France said on Monday that all of its troops battling the militants in Mali since 2013 have now left the country after a decision in February to withdraw over the deterioration of relations between Paris and Bamako.
“Today at 13:00 (Paris time), the last military unit of the Barkhane force present on Malian territory crossed the border between Mali and Niger,” a defence ministry statement said.
After almost a decade where they were based in Mali to fight Islamist insurgents around West Africa, France, and its military allies have said they would do so from Niger instead.
“France remains engaged in the (wider) Sahel (region), in the Gulf of Guinea and the Lake Chad region with all partners committed to stability and to the fight against terrorism,” the French presidency said in a statement.
Coups in Mali, Chad, and Burkina Faso have weakened France’s alliances in its former colonies, emboldened jihadists who control large swathes of desert and scrubland, and opened the door to greater Russian influence.
Niger will become the hub for French troops, with some 1,000 soldiers based in the capital Niamey along with fighter jets, drones, and helicopters, French officials told reporters last month. Another 300-400 would be dispatched for special operations with Niger troops in the border regions with Burkina and Mali.

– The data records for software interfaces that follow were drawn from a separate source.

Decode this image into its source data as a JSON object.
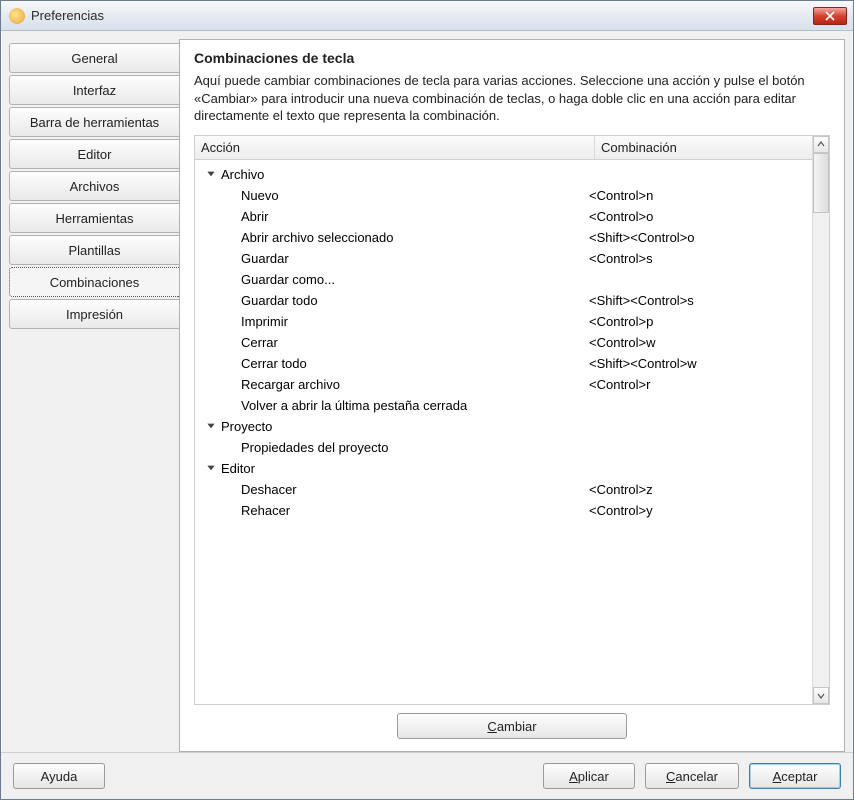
{
  "window": {
    "title": "Preferencias"
  },
  "sidebar": {
    "items": [
      {
        "label": "General"
      },
      {
        "label": "Interfaz"
      },
      {
        "label": "Barra de herramientas"
      },
      {
        "label": "Editor"
      },
      {
        "label": "Archivos"
      },
      {
        "label": "Herramientas"
      },
      {
        "label": "Plantillas"
      },
      {
        "label": "Combinaciones"
      },
      {
        "label": "Impresión"
      }
    ],
    "selected_index": 7
  },
  "panel": {
    "title": "Combinaciones de tecla",
    "description": "Aquí puede cambiar combinaciones de tecla para varias acciones. Seleccione una acción y pulse el botón «Cambiar» para introducir una nueva combinación de teclas, o haga doble clic en una acción para editar directamente el texto que representa la combinación.",
    "columns": {
      "action": "Acción",
      "combo": "Combinación"
    },
    "groups": [
      {
        "name": "Archivo",
        "items": [
          {
            "action": "Nuevo",
            "combo": "<Control>n"
          },
          {
            "action": "Abrir",
            "combo": "<Control>o"
          },
          {
            "action": "Abrir archivo seleccionado",
            "combo": "<Shift><Control>o"
          },
          {
            "action": "Guardar",
            "combo": "<Control>s"
          },
          {
            "action": "Guardar como...",
            "combo": ""
          },
          {
            "action": "Guardar todo",
            "combo": "<Shift><Control>s"
          },
          {
            "action": "Imprimir",
            "combo": "<Control>p"
          },
          {
            "action": "Cerrar",
            "combo": "<Control>w"
          },
          {
            "action": "Cerrar todo",
            "combo": "<Shift><Control>w"
          },
          {
            "action": "Recargar archivo",
            "combo": "<Control>r"
          },
          {
            "action": "Volver a abrir la última pestaña cerrada",
            "combo": ""
          }
        ]
      },
      {
        "name": "Proyecto",
        "items": [
          {
            "action": "Propiedades del proyecto",
            "combo": ""
          }
        ]
      },
      {
        "name": "Editor",
        "items": [
          {
            "action": "Deshacer",
            "combo": "<Control>z"
          },
          {
            "action": "Rehacer",
            "combo": "<Control>y"
          }
        ]
      }
    ],
    "change_button": "Cambiar",
    "change_mnemonic": "C"
  },
  "footer": {
    "help": "Ayuda",
    "apply": "Aplicar",
    "apply_mnemonic": "A",
    "cancel": "Cancelar",
    "cancel_mnemonic": "C",
    "accept": "Aceptar",
    "accept_mnemonic": "A"
  }
}
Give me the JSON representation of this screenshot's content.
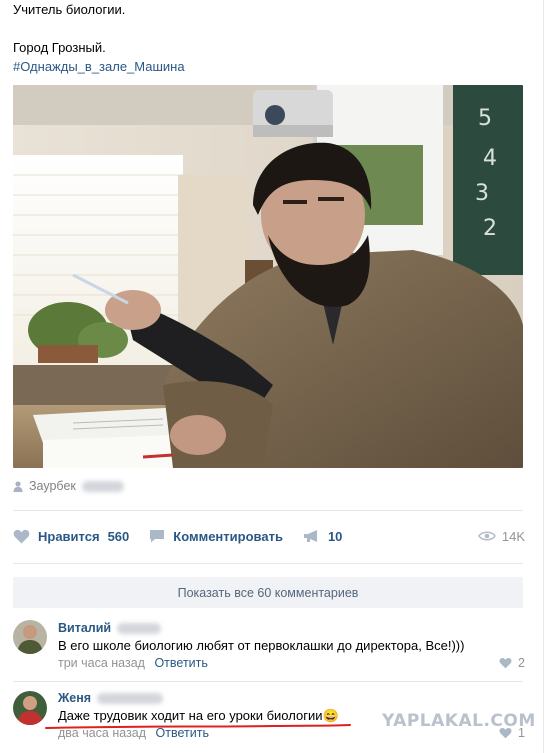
{
  "post": {
    "lines": [
      "Учитель биологии.",
      "",
      "Город Грозный."
    ],
    "hashtag": "#Однажды_в_зале_Машина",
    "author_first_name": "Заурбек"
  },
  "actions": {
    "like_label": "Нравится",
    "like_count": "560",
    "comment_label": "Комментировать",
    "share_count": "10",
    "views": "14K"
  },
  "comments_block": {
    "show_all_label": "Показать все 60 комментариев",
    "items": [
      {
        "name": "Виталий",
        "text": "В его школе биологию любят от первоклашки до директора, Все!)))",
        "time": "три часа назад",
        "reply_label": "Ответить",
        "likes": "2"
      },
      {
        "name": "Женя",
        "text": "Даже трудовик ходит на его уроки биологии",
        "emoji": "😄",
        "time": "два часа назад",
        "reply_label": "Ответить",
        "likes": "1"
      }
    ]
  },
  "watermark": "YAPLAKAL.COM",
  "colors": {
    "link": "#2a5885",
    "muted": "#939393",
    "divider": "#e7e8ec",
    "show_all_bg": "#f0f2f5",
    "underline": "#e02020"
  }
}
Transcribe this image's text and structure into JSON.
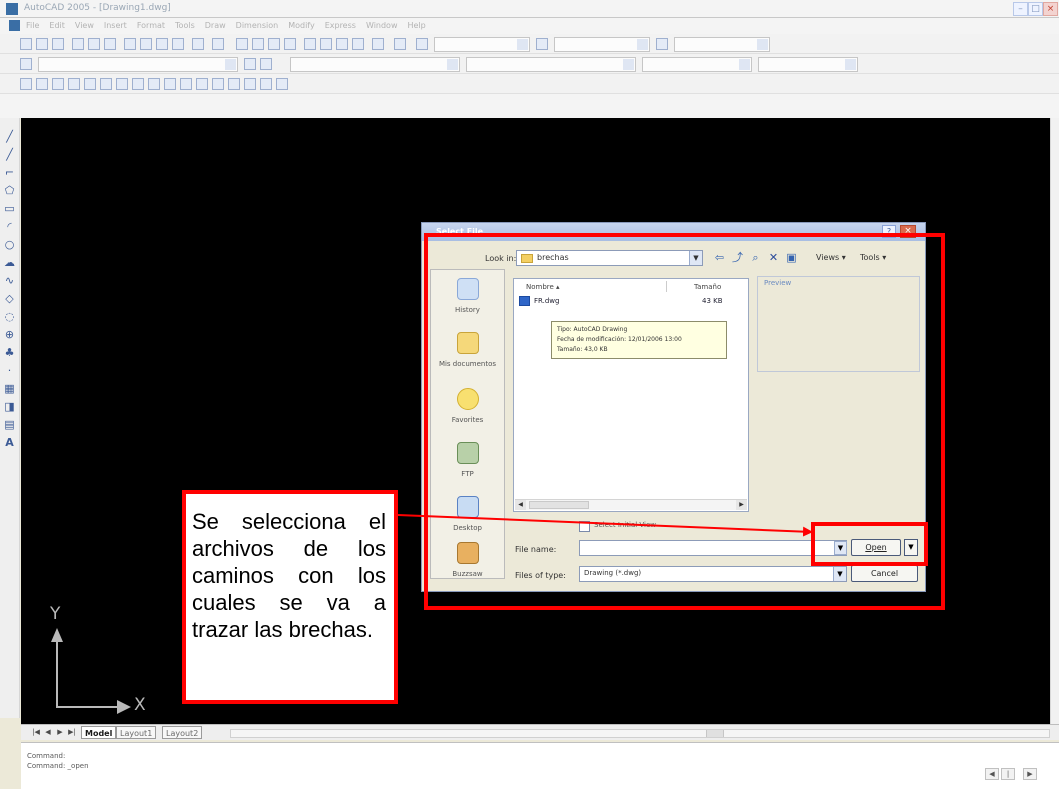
{
  "window": {
    "title": "AutoCAD 2005 - [Drawing1.dwg]"
  },
  "menubar": {
    "items": [
      "File",
      "Edit",
      "View",
      "Insert",
      "Format",
      "Tools",
      "Draw",
      "Dimension",
      "Modify",
      "Express",
      "Window",
      "Help"
    ]
  },
  "ucs": {
    "x_label": "X",
    "y_label": "Y"
  },
  "layout_tabs": {
    "model": "Model",
    "layout1": "Layout1",
    "layout2": "Layout2"
  },
  "command_line": {
    "line1": "Command:",
    "line2": "Command:  _open"
  },
  "dialog": {
    "title": "Select File",
    "look_in_label": "Look in:",
    "look_in_value": "brechas",
    "views_label": "Views",
    "tools_label": "Tools",
    "places": [
      "History",
      "Mis documentos",
      "Favorites",
      "FTP",
      "Desktop",
      "Buzzsaw"
    ],
    "column_name": "Nombre",
    "column_size": "Tamaño",
    "file": {
      "name": "FR.dwg",
      "size": "43 KB"
    },
    "tooltip": {
      "line1": "Tipo: AutoCAD Drawing",
      "line2": "Fecha de modificación: 12/01/2006 13:00",
      "line3": "Tamaño: 43,0 KB"
    },
    "preview_label": "Preview",
    "checkbox_label": "Select Initial View",
    "file_name_label": "File name:",
    "file_name_value": "",
    "files_of_type_label": "Files of type:",
    "files_of_type_value": "Drawing (*.dwg)",
    "open_label": "Open",
    "cancel_label": "Cancel"
  },
  "annotation": {
    "note": "Se selecciona el archivos de los caminos con los cuales se va a trazar las brechas.",
    "color": "#ff0000"
  }
}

A further 700-1,000 are to be based in Chad and an undisclosed number of special forces operating elsewhere in the region. French troops will no longer carry out missions or pursue militants into Mali once the exit was complete, the officials said.